Gulf War

Gulf War Syndrome: Underlying cause is found, study claims

The Gulf War Syndrome affects veterans who served in the 1991 war.

An American study claims to have discovered the underlying cause of the so-called Gulf War Syndrome.

Researchers from the University of Texas Southwestern Medical Center in Dallas conducted a genetic study that led to the discovery of genetic susceptibility to the sarin nerve gas as the cause of the illness.

The scientists found sarin to be particularly prevalent among service personnel with increased genetic susceptibility to it.

The Gulf War Syndrome is a collection of unexplained and chronic symptoms that affect veterans who served in the 1991 Gulf War.

More than 50,000 British troops served in the war and helped to liberate Kuwait from Saddam Hussein's invasion.

In 43 days of Operation Desert Storm, 47 British service personnel were killed, and in the months and years that followed many more reported feeling unwell.

Image ID ERA4GB Oil wells in the Sabriyah oilfield in northern Kuwait burn in the background as US Army convoy is on the Basra Highway 17031991 CREDIT Johnny Saunderson, Alamy Stock Photo.jpg
Burning oil wells in the Sabriyah oilfield in northern Kuwait pictured in the background as the US Army convoys on the Basra Highway in March 1991 (Picture: Johnny Saunderson/Alamy Stock Photo).

Kerry 'Spike' Fuller was 26-years-old when he was deployed and, suffering muscle and joint pains, he ended up in hospital with chronic fatigue while he was still in the Gulf.

After returning to Germany, just six months after his first hospital stay, he was re-admitted a second time, again for chronic fatigue.

"I started to question then whether it could have anything to do with my service," he told Forces News.

Retired RAF Mover Fuller left the Royal Air Force in 1996 and suffered a stroke in 2004, aged just 40.

"There's no evidence to support anything.

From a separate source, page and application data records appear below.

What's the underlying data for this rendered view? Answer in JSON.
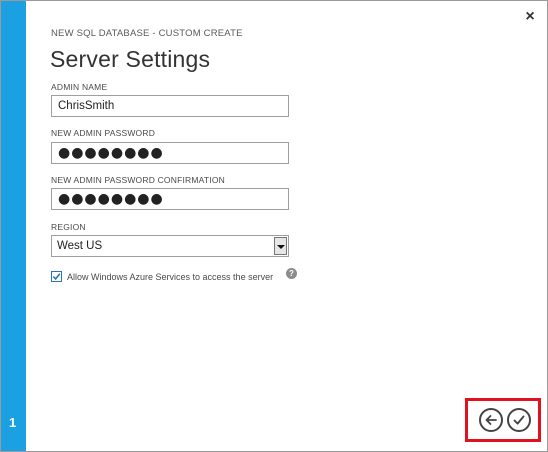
{
  "wizard": {
    "subtitle": "NEW SQL DATABASE - CUSTOM CREATE",
    "title": "Server Settings",
    "step_number": "1"
  },
  "fields": {
    "admin_name": {
      "label": "ADMIN NAME",
      "value": "ChrisSmith"
    },
    "admin_password": {
      "label": "NEW ADMIN PASSWORD",
      "value": "●●●●●●●●"
    },
    "admin_password_confirm": {
      "label": "NEW ADMIN PASSWORD CONFIRMATION",
      "value": "●●●●●●●●"
    },
    "region": {
      "label": "REGION",
      "value": "West US"
    }
  },
  "allow_azure": {
    "label": "Allow Windows Azure Services to access the server",
    "checked": true
  },
  "help_glyph": "?",
  "close_glyph": "×",
  "colors": {
    "step_rail": "#1ba1e2",
    "highlight": "#e0121e",
    "checkbox_accent": "#2c74b6"
  },
  "icons": {
    "close": "close-icon",
    "back": "arrow-left-icon",
    "complete": "checkmark-icon",
    "help": "help-icon",
    "dropdown": "chevron-down-icon"
  }
}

Their hands were tied, basically, and it's a case of two paracetamol and crack on, sort of thing," he added.

In the years that followed the war, governments and scientists disagreed about what was causing serving personnel to suffer from Gulf War Syndrome and whether it actually existed.

Since 2005, the Government has accepted the use of the term 'Gulf War Syndrome' as an umbrella term.

A Ministry of Defence (MOD) spokesperson said: "We are indebted to all those who served our country in the Gulf wars and have already sponsored significant research into the effects of this conflict on veterans.  

"We continue to monitor and welcome any new research that is published around the world and financial support is available to veterans whose illness is due to service through the MOD War Pensions and the Armed Forces occupational pension schemes."

Cover image: Trinity Mirror/Mirrorpix/Alamy Stock Photo.